Today, the firm revealed its full-year results report, which puts meat on the bones of the last update. In the period between the two news releases, the share price has been volatile, which isn’t surprising given the convulsions in the wider market. However, despite bouncing up and down a bit, the stock has held its own and is close to the level it was at the beginning of October. I see that as positive because many small-cap shares have plunged by 30% or more.
Operational and share-price volatility
Topps Tiles is perhaps one of the most cyclical firms you could invest in. I reckon tiles would be on the list of the first things that people will remove from their domestic budgets in tough economic times. It’s often easy to postpone the refurbishment of a kitchen or a bathroom, which means the incoming cash flow and profits for the firm can ebb and flow. Looking at the firm’s financial record reveals the operational volatility. Adjusted earnings per share rose 22% in the trading year to September 2014, 23% in 2015, 8% in 2016, and the declining trend continued into 2017 with a 14% fall. Today, the firm reported another fall at 13% for 2018 and City analysts following it expect a further decline of 2% in earnings for the year to September 2019.
It has been a case of two steps forward and then two back again, which has led to the stock languishing where it is. But one outcome is that the valuation looks low and the dividend yield high, at 5% or so, which seems to be one of the main things that attracted Neil Woodford. He said recently that he believes domestic companies are unloved and undervalued because they are already pricing in an overly bleak scenario for the UK’s economic future. My guess is that he would consider Topps Tiles as fitting that category.

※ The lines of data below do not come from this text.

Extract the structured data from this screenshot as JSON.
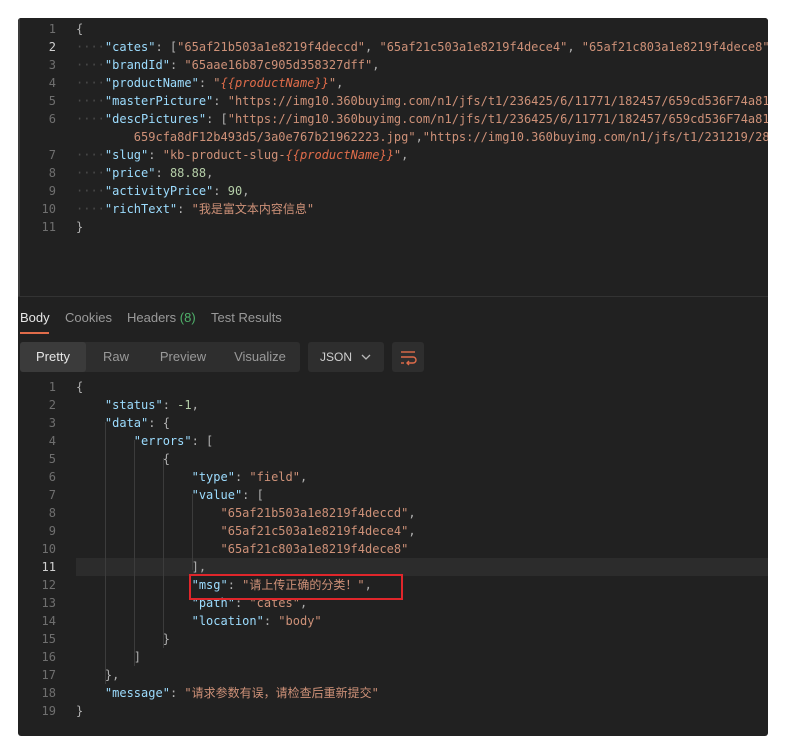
{
  "request": {
    "lines": [
      {
        "n": "1",
        "parts": [
          [
            "p",
            "{"
          ]
        ]
      },
      {
        "n": "2",
        "parts": [
          [
            "d",
            "····"
          ],
          [
            "k",
            "\"cates\""
          ],
          [
            "p",
            ": ["
          ],
          [
            "s",
            "\"65af21b503a1e8219f4deccd\""
          ],
          [
            "p",
            ", "
          ],
          [
            "s",
            "\"65af21c503a1e8219f4dece4\""
          ],
          [
            "p",
            ", "
          ],
          [
            "s",
            "\"65af21c803a1e8219f4dece8\""
          ]
        ]
      },
      {
        "n": "3",
        "parts": [
          [
            "d",
            "····"
          ],
          [
            "k",
            "\"brandId\""
          ],
          [
            "p",
            ": "
          ],
          [
            "s",
            "\"65aae16b87c905d358327dff\""
          ],
          [
            "p",
            ","
          ]
        ]
      },
      {
        "n": "4",
        "parts": [
          [
            "d",
            "····"
          ],
          [
            "k",
            "\"productName\""
          ],
          [
            "p",
            ": "
          ],
          [
            "s",
            "\""
          ],
          [
            "v",
            "{{productName}}"
          ],
          [
            "s",
            "\""
          ],
          [
            "p",
            ","
          ]
        ]
      },
      {
        "n": "5",
        "parts": [
          [
            "d",
            "····"
          ],
          [
            "k",
            "\"masterPicture\""
          ],
          [
            "p",
            ": "
          ],
          [
            "s",
            "\"https://img10.360buyimg.com/n1/jfs/t1/236425/6/11771/182457/659cd536F74a81"
          ]
        ]
      },
      {
        "n": "6",
        "parts": [
          [
            "d",
            "····"
          ],
          [
            "k",
            "\"descPictures\""
          ],
          [
            "p",
            ": ["
          ],
          [
            "s",
            "\"https://img10.360buyimg.com/n1/jfs/t1/236425/6/11771/182457/659cd536F74a81"
          ]
        ]
      },
      {
        "n": "",
        "parts": [
          [
            "s",
            "        659cfa8dF12b493d5/3a0e767b21962223.jpg\""
          ],
          [
            "p",
            ","
          ],
          [
            "s",
            "\"https://img10.360buyimg.com/n1/jfs/t1/231219/28"
          ]
        ]
      },
      {
        "n": "7",
        "parts": [
          [
            "d",
            "····"
          ],
          [
            "k",
            "\"slug\""
          ],
          [
            "p",
            ": "
          ],
          [
            "s",
            "\"kb-product-slug-"
          ],
          [
            "v",
            "{{productName}}"
          ],
          [
            "s",
            "\""
          ],
          [
            "p",
            ","
          ]
        ]
      },
      {
        "n": "8",
        "parts": [
          [
            "d",
            "····"
          ],
          [
            "k",
            "\"price\""
          ],
          [
            "p",
            ": "
          ],
          [
            "n",
            "88.88"
          ],
          [
            "p",
            ","
          ]
        ]
      },
      {
        "n": "9",
        "parts": [
          [
            "d",
            "····"
          ],
          [
            "k",
            "\"activityPrice\""
          ],
          [
            "p",
            ": "
          ],
          [
            "n",
            "90"
          ],
          [
            "p",
            ","
          ]
        ]
      },
      {
        "n": "10",
        "parts": [
          [
            "d",
            "····"
          ],
          [
            "k",
            "\"richText\""
          ],
          [
            "p",
            ": "
          ],
          [
            "s",
            "\"我是富文本内容信息\""
          ]
        ]
      },
      {
        "n": "11",
        "parts": [
          [
            "p",
            "}"
          ]
        ]
      }
    ]
  },
  "response_tabs": {
    "body": "Body",
    "cookies": "Cookies",
    "headers": "Headers",
    "headers_count": "(8)",
    "test_results": "Test Results"
  },
  "view_modes": {
    "pretty": "Pretty",
    "raw": "Raw",
    "preview": "Preview",
    "visualize": "Visualize",
    "format": "JSON"
  },
  "response": {
    "lines": [
      {
        "n": "1",
        "parts": [
          [
            "p",
            "{"
          ]
        ]
      },
      {
        "n": "2",
        "parts": [
          [
            "p",
            "    "
          ],
          [
            "k",
            "\"status\""
          ],
          [
            "p",
            ": "
          ],
          [
            "n",
            "-1"
          ],
          [
            "p",
            ","
          ]
        ]
      },
      {
        "n": "3",
        "parts": [
          [
            "p",
            "    "
          ],
          [
            "k",
            "\"data\""
          ],
          [
            "p",
            ": {"
          ]
        ]
      },
      {
        "n": "4",
        "parts": [
          [
            "p",
            "        "
          ],
          [
            "k",
            "\"errors\""
          ],
          [
            "p",
            ": ["
          ]
        ]
      },
      {
        "n": "5",
        "parts": [
          [
            "p",
            "            {"
          ]
        ]
      },
      {
        "n": "6",
        "parts": [
          [
            "p",
            "                "
          ],
          [
            "k",
            "\"type\""
          ],
          [
            "p",
            ": "
          ],
          [
            "s",
            "\"field\""
          ],
          [
            "p",
            ","
          ]
        ]
      },
      {
        "n": "7",
        "parts": [
          [
            "p",
            "                "
          ],
          [
            "k",
            "\"value\""
          ],
          [
            "p",
            ": ["
          ]
        ]
      },
      {
        "n": "8",
        "parts": [
          [
            "p",
            "                    "
          ],
          [
            "s",
            "\"65af21b503a1e8219f4deccd\""
          ],
          [
            "p",
            ","
          ]
        ]
      },
      {
        "n": "9",
        "parts": [
          [
            "p",
            "                    "
          ],
          [
            "s",
            "\"65af21c503a1e8219f4dece4\""
          ],
          [
            "p",
            ","
          ]
        ]
      },
      {
        "n": "10",
        "parts": [
          [
            "p",
            "                    "
          ],
          [
            "s",
            "\"65af21c803a1e8219f4dece8\""
          ]
        ]
      },
      {
        "n": "11",
        "parts": [
          [
            "p",
            "                ],"
          ]
        ]
      },
      {
        "n": "12",
        "parts": [
          [
            "p",
            "                "
          ],
          [
            "k",
            "\"msg\""
          ],
          [
            "p",
            ": "
          ],
          [
            "s",
            "\"请上传正确的分类！\""
          ],
          [
            "p",
            ","
          ]
        ]
      },
      {
        "n": "13",
        "parts": [
          [
            "p",
            "                "
          ],
          [
            "k",
            "\"path\""
          ],
          [
            "p",
            ": "
          ],
          [
            "s",
            "\"cates\""
          ],
          [
            "p",
            ","
          ]
        ]
      },
      {
        "n": "14",
        "parts": [
          [
            "p",
            "                "
          ],
          [
            "k",
            "\"location\""
          ],
          [
            "p",
            ": "
          ],
          [
            "s",
            "\"body\""
          ]
        ]
      },
      {
        "n": "15",
        "parts": [
          [
            "p",
            "            }"
          ]
        ]
      },
      {
        "n": "16",
        "parts": [
          [
            "p",
            "        ]"
          ]
        ]
      },
      {
        "n": "17",
        "parts": [
          [
            "p",
            "    },"
          ]
        ]
      },
      {
        "n": "18",
        "parts": [
          [
            "p",
            "    "
          ],
          [
            "k",
            "\"message\""
          ],
          [
            "p",
            ": "
          ],
          [
            "s",
            "\"请求参数有误，请检查后重新提交\""
          ]
        ]
      },
      {
        "n": "19",
        "parts": [
          [
            "p",
            "}"
          ]
        ]
      }
    ],
    "active_line": "11"
  },
  "colors": {
    "accent": "#e06c4a",
    "highlight_box": "#e0262b",
    "key": "#9cdcfe",
    "string": "#ce9178"
  }
}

The chief executive Matthew Williams said in the report that the firm had doubled its market following the September 2017 acquisition of Parkside Ceramics, which operates in the commercial sector rather than in the domestic sector. The overall market has been challenging during the year, but Williams points to “market-leading” gross margins in the retail division as one of the positives, although sales were flat year-on-year.
Looking forward, he is “cautious” and said that the new trading year has been “challenging” so far. Like-for-like sales in the first eight weeks “have been negative against a strong prior year comparator.” However, he is optimistic about the longer-term outlook for expansion in the commercial division.
The business looks like it is under strain to me. Whereas the dividend and valuation look attractive at first glance, I’m mindful that out-and-out cyclical firms ‘always’ look at their most attractive when they are at their most dangerous. I don’t share Neil Woodford’s enthusiasm for the stock and I remain cautious on Topps Tiles.
Kevin Godbold has no position in any of the shares mentioned. The Motley Fool UK has no position in any of the shares mentioned. Views expressed on the companies mentioned in this article are those of the writer and therefore may differ from the official recommendations we make in our subscription services such as Share Advisor, Hidden Winners and Pro. Here at The Motley Fool we believe that considering a diverse range of insights makes us better investors.